Admittedly, there are about 150 kilometers between Aberdeen and the legendary lake Loch Ness. For a day trip by train or car, however, it is a quickly accessible destination. Whether the monster supposedly living in the water, which is said to be a large snake or even a dinosaur, really shows itself to visitors is controversial. At least several sightings have been documented from the last three centuries – and who wouldn’t want to be there when Nessie sticks his head out of the water? Especially since the surrounding area presents itself with largely untouched nature, which is worth a trip in itself.

5. The castles of Aberdeenshire

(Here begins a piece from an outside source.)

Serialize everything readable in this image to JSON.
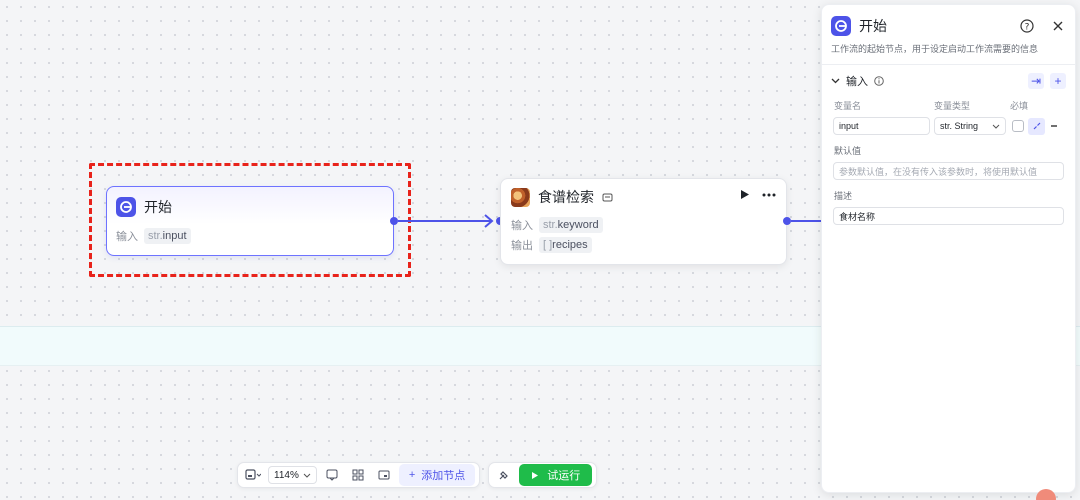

In addition, it is worthwhile to leave the city for a few hours and explore the surrounding area. Because here are several ruins that once belonged to magnificent castles and palaces – and which thus represented the center of power of Aberdeen for many centuries. Dunnottar Castle and Slains Castle are probably the two most famous buildings from that era. Guided tours show visitors some details and convince with exciting anecdotes from a time that seems to have an almost magical effect on today’s generations. This is also likely to be a reason for Aberdeen’s great popularity.